> **Task goal**
Word for word, restate the listing that follows and leave out the images.

> **Provided records**
==*==

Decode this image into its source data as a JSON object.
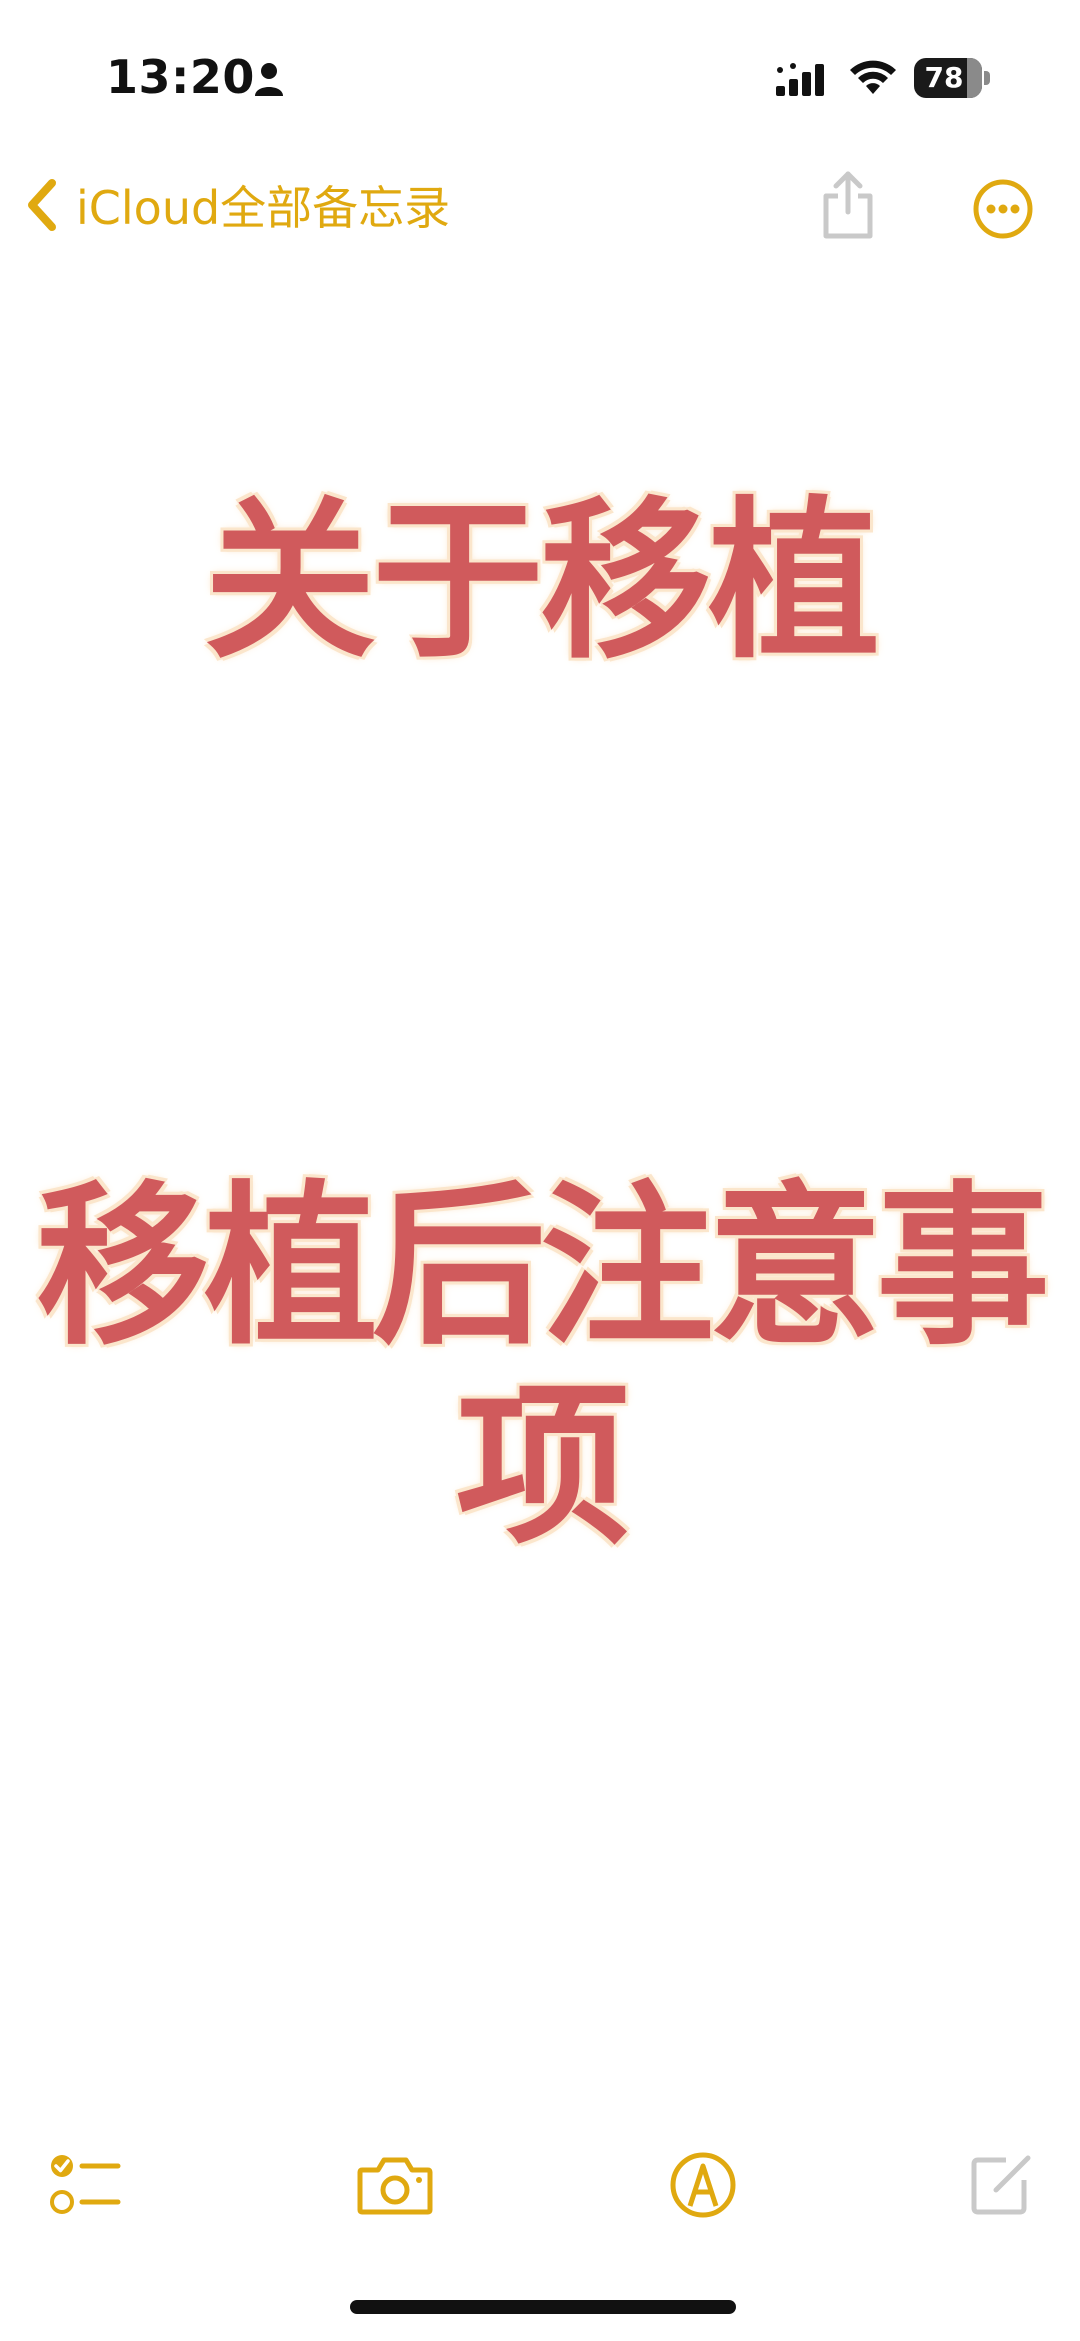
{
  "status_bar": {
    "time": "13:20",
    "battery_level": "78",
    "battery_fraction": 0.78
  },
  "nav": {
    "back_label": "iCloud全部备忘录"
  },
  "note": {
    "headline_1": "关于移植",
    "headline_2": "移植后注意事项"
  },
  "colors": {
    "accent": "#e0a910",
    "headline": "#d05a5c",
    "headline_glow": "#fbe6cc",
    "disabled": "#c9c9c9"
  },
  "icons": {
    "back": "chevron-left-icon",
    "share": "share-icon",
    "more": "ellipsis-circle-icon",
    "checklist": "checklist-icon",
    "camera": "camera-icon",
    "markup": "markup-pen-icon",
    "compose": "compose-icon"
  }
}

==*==

> **Solution**
Decode this image into its source data as a JSON object.
{
  "status_bar": {
    "time": "13:20",
    "battery_level": "78",
    "battery_fraction": 0.78
  },
  "nav": {
    "back_label": "iCloud全部备忘录"
  },
  "note": {
    "headline_1": "关于移植",
    "headline_2": "移植后注意事项"
  },
  "colors": {
    "accent": "#e0a910",
    "headline": "#d05a5c",
    "headline_glow": "#fbe6cc",
    "disabled": "#c9c9c9"
  },
  "icons": {
    "back": "chevron-left-icon",
    "share": "share-icon",
    "more": "ellipsis-circle-icon",
    "checklist": "checklist-icon",
    "camera": "camera-icon",
    "markup": "markup-pen-icon",
    "compose": "compose-icon"
  }
}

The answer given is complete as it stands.